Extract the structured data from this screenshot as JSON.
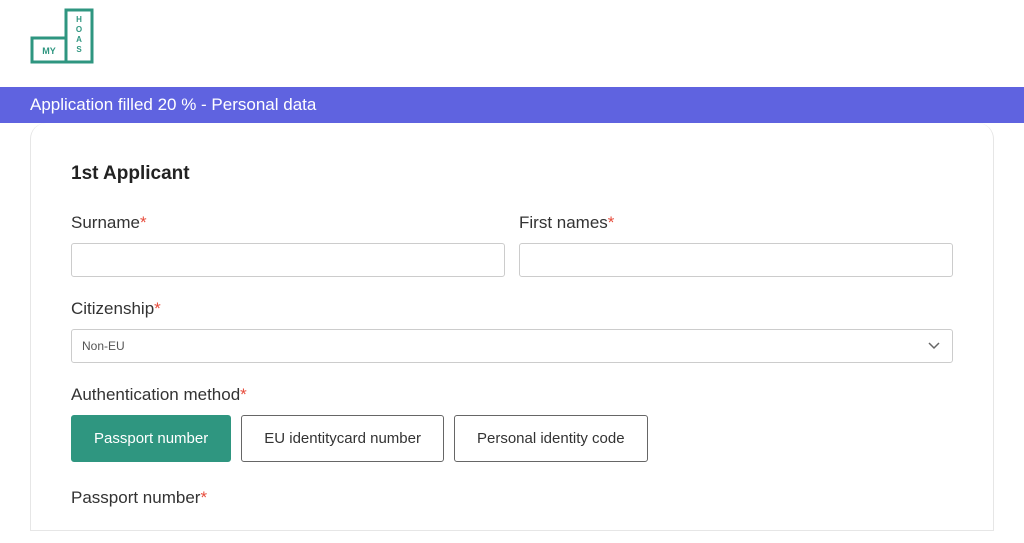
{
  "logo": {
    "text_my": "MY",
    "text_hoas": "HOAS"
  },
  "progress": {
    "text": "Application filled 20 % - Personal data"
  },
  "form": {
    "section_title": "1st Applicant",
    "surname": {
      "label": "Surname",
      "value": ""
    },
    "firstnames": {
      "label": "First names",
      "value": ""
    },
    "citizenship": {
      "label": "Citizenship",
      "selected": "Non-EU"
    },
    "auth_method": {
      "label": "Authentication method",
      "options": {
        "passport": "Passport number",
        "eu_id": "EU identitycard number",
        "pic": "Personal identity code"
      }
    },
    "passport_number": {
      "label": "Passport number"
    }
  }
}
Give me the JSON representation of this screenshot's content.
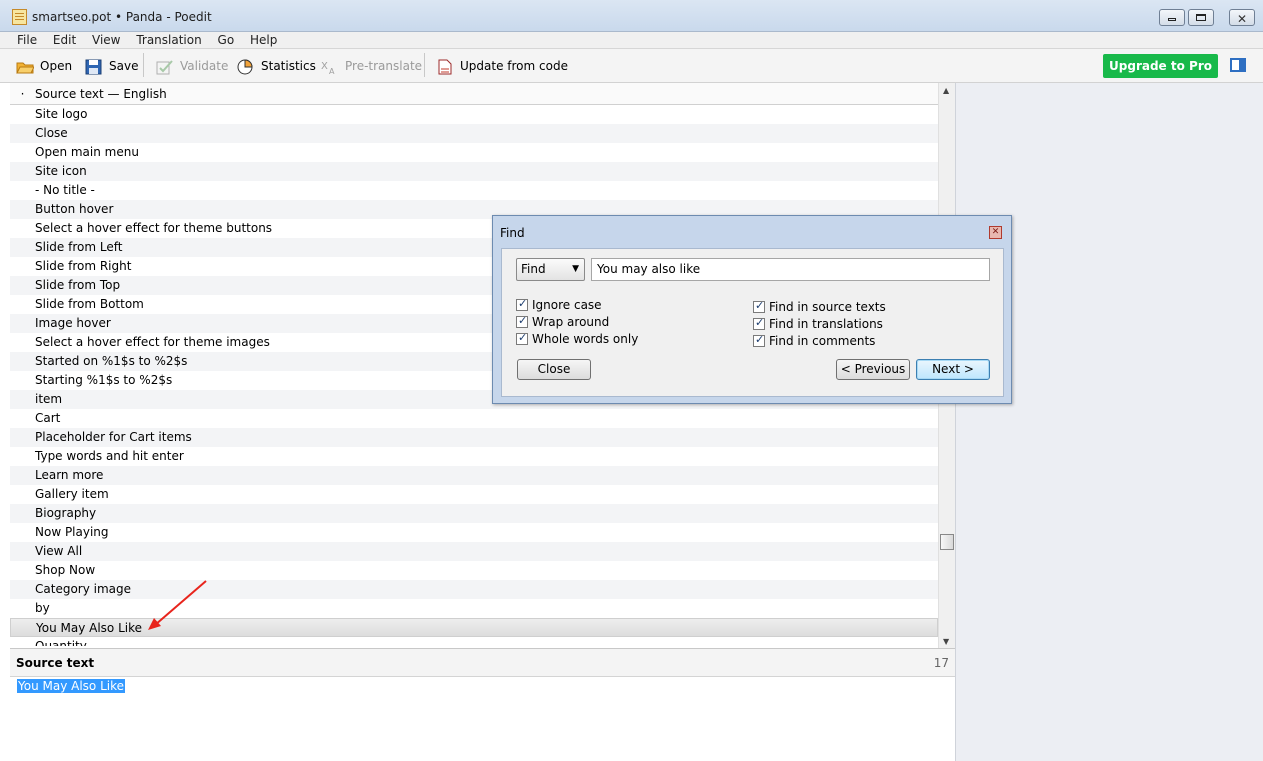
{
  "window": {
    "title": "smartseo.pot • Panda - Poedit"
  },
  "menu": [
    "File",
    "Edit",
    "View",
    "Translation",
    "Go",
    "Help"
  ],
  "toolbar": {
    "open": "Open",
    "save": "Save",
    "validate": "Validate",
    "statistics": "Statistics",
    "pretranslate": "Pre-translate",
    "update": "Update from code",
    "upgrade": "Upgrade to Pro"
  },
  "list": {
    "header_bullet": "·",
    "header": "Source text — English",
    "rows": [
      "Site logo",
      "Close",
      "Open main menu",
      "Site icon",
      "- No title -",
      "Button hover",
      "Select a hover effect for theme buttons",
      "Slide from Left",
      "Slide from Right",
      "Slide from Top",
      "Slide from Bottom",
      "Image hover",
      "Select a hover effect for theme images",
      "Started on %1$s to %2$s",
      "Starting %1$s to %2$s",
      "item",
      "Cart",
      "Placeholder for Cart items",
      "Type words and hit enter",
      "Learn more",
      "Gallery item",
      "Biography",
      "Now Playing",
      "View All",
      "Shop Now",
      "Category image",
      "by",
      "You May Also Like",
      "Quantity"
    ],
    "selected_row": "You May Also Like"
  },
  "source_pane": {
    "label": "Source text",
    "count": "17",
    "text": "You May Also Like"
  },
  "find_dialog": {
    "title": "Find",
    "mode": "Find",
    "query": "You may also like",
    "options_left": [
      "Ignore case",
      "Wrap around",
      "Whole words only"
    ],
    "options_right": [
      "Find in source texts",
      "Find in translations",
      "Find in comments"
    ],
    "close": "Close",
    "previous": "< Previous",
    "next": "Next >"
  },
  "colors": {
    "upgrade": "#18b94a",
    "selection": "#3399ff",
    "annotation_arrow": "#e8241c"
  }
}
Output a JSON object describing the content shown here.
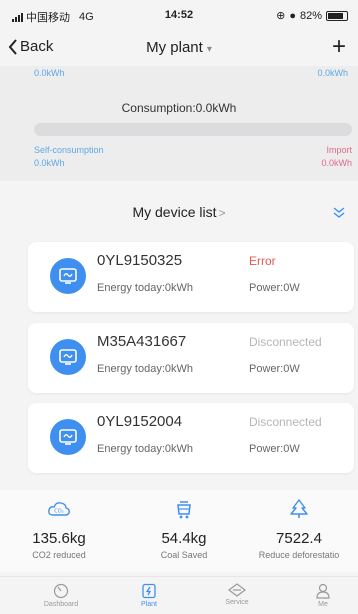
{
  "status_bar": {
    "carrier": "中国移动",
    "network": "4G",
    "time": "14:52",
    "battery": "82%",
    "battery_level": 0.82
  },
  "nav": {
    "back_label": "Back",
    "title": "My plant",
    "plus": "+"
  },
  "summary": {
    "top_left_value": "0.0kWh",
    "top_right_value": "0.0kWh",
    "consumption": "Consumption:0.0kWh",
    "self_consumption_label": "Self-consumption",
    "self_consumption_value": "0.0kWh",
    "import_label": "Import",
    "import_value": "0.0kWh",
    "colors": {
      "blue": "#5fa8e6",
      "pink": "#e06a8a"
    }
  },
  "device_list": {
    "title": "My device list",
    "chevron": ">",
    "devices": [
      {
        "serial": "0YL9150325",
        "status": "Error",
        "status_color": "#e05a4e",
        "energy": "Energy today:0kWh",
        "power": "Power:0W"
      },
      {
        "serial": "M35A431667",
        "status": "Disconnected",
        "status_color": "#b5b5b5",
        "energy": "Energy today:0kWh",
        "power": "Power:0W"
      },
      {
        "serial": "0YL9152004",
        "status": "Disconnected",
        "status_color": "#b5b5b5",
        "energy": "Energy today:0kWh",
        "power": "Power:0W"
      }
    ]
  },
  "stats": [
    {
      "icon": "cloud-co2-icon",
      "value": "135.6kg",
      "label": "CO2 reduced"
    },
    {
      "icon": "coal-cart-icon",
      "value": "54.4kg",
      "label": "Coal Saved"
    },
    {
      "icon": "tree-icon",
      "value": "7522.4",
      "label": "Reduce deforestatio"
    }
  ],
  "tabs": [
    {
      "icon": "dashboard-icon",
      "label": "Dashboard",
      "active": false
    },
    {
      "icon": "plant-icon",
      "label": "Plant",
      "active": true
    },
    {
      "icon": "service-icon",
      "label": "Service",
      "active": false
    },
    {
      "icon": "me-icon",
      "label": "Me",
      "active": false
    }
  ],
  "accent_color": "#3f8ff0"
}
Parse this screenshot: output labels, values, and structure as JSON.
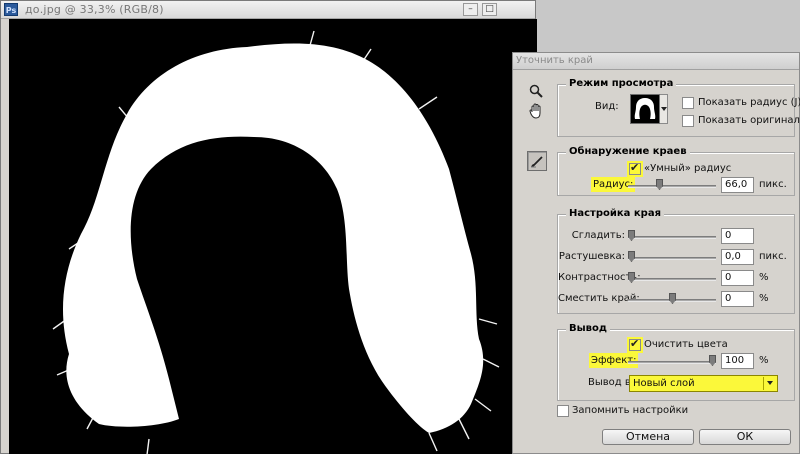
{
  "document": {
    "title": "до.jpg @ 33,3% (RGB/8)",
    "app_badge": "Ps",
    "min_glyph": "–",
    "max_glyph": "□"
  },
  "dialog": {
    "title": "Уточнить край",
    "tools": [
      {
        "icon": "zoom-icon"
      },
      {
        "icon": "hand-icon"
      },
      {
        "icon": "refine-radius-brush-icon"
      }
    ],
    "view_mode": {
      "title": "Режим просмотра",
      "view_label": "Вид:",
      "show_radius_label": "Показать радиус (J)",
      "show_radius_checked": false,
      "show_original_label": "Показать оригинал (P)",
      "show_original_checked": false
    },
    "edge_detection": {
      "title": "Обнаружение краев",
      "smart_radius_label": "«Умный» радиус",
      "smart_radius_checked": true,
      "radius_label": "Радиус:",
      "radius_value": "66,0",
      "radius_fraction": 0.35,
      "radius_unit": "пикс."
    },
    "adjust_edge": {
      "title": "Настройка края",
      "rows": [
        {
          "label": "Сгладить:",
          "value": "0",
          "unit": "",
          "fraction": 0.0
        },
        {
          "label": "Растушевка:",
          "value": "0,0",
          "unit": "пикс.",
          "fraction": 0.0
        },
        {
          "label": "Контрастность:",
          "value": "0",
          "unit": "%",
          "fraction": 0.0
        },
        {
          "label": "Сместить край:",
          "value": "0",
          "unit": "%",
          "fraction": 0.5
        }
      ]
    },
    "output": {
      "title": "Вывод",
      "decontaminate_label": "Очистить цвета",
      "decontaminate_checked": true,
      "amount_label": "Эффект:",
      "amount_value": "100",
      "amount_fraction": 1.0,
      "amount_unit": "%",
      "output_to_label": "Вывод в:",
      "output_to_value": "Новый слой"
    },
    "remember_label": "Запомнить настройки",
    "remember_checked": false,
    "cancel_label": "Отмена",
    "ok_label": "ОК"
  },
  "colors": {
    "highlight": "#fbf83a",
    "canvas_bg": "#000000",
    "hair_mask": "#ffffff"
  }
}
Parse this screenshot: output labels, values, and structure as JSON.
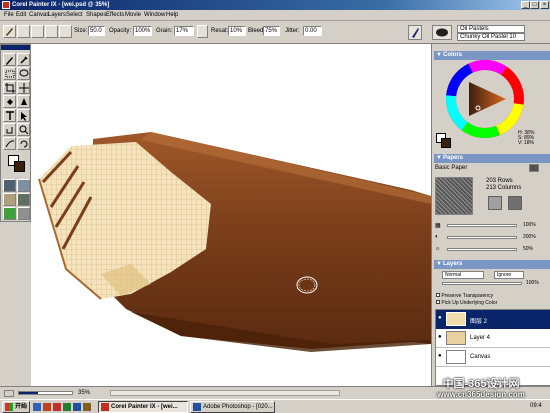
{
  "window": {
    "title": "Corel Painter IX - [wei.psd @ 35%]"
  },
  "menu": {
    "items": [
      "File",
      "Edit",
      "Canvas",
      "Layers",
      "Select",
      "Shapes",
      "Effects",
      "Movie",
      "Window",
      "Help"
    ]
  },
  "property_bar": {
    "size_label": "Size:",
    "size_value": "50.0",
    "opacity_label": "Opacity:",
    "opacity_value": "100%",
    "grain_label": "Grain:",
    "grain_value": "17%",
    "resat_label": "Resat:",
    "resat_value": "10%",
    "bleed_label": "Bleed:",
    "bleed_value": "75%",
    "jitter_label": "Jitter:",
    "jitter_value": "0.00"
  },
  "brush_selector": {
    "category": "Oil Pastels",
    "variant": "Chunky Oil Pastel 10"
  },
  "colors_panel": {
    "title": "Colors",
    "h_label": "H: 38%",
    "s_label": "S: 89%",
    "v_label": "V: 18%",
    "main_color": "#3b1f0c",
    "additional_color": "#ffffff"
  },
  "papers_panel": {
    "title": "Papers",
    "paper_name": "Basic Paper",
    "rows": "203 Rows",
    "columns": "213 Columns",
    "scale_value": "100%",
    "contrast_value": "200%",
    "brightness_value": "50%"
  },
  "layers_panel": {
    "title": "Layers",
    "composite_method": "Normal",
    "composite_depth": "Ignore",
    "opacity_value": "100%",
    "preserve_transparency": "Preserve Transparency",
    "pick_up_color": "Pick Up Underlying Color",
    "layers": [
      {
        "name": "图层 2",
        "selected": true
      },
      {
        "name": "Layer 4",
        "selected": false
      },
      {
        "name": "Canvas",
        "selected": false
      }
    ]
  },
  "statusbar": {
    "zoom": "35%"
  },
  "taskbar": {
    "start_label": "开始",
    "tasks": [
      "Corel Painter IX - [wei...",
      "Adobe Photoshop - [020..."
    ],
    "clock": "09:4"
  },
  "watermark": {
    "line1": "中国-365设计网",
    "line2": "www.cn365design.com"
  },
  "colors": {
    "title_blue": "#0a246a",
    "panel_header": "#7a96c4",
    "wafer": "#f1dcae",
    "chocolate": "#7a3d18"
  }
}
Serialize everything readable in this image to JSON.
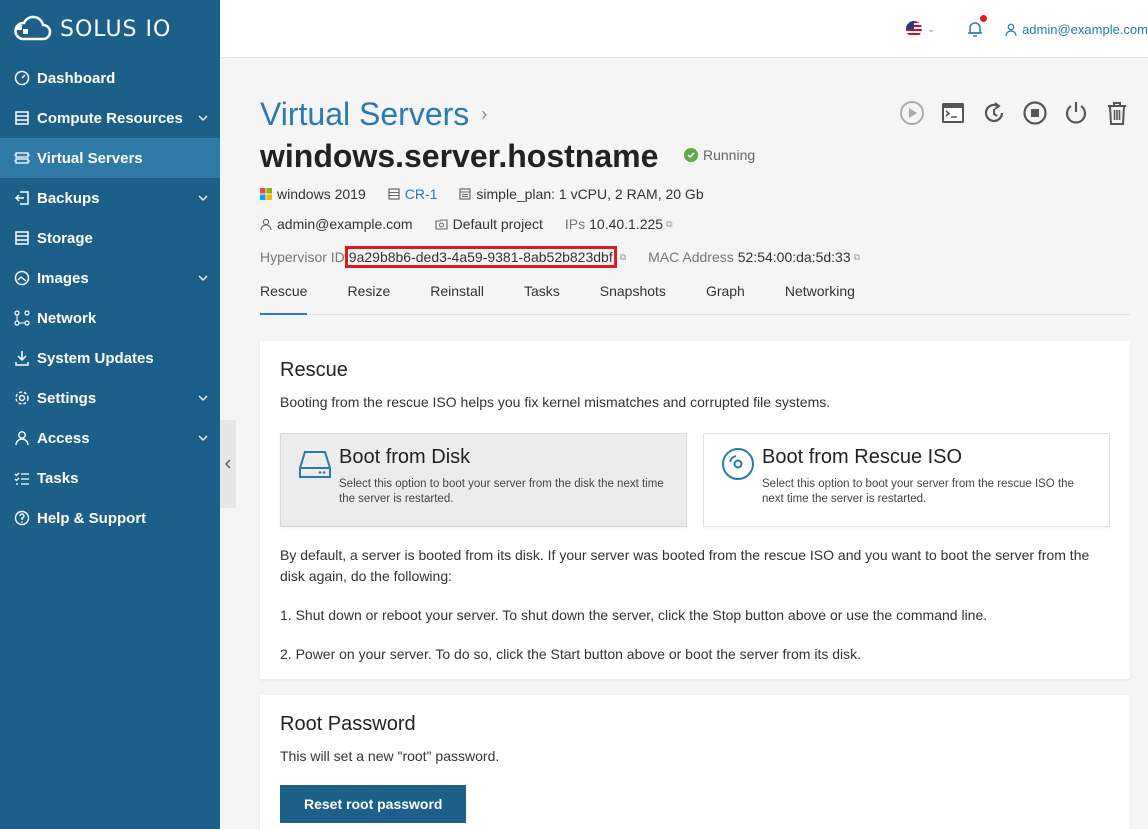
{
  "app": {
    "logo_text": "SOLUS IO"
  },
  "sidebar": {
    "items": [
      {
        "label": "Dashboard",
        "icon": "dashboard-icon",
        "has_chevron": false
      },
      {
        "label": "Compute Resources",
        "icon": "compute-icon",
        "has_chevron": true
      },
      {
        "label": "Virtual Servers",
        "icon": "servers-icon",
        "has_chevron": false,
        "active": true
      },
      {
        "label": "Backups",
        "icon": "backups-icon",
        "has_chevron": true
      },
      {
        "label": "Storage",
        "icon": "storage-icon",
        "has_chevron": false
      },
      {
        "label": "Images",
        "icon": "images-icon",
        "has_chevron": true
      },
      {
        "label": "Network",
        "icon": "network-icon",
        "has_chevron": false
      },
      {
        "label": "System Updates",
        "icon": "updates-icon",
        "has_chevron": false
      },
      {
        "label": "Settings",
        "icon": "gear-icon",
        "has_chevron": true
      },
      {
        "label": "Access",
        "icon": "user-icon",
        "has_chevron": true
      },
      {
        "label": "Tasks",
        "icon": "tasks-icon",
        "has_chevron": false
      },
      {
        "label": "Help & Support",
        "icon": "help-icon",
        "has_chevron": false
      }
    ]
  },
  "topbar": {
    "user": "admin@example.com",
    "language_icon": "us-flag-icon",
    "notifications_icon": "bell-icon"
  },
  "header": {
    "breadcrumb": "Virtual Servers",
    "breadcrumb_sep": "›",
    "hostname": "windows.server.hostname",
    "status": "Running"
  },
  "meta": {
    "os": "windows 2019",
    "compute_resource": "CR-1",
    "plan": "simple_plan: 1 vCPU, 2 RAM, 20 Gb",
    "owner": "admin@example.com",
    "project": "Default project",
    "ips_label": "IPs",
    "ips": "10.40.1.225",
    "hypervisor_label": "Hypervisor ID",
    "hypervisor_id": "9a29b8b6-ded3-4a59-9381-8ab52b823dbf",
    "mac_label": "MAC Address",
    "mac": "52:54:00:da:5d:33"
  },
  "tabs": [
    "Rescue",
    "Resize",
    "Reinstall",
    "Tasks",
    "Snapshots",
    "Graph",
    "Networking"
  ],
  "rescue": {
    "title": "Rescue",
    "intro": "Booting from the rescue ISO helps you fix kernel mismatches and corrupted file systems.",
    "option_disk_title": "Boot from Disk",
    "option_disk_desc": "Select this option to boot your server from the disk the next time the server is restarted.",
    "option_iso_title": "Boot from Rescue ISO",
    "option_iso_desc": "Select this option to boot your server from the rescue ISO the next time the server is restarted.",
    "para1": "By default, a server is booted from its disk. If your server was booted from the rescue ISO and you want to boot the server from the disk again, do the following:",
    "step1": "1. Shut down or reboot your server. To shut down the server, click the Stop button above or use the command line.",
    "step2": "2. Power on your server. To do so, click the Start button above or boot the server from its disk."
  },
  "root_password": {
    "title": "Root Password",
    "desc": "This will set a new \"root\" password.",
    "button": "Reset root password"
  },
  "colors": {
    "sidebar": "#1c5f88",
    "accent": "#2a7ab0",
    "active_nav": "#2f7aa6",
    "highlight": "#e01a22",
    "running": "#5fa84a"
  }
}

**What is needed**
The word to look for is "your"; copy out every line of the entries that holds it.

**Answer for this exercise**
    "option_disk_desc": "Select this option to boot your server from the disk the next time the server is restarted.",
    "option_iso_desc": "Select this option to boot your server from the rescue ISO the next time the server is restarted.",
    "para1": "By default, a server is booted from its disk. If your server was booted from the rescue ISO and you want to boot the server from the disk again, do the following:",
    "step1": "1. Shut down or reboot your server. To shut down the server, click the Stop button above or use the command line.",
    "step2": "2. Power on your server. To do so, click the Start button above or boot the server from its disk."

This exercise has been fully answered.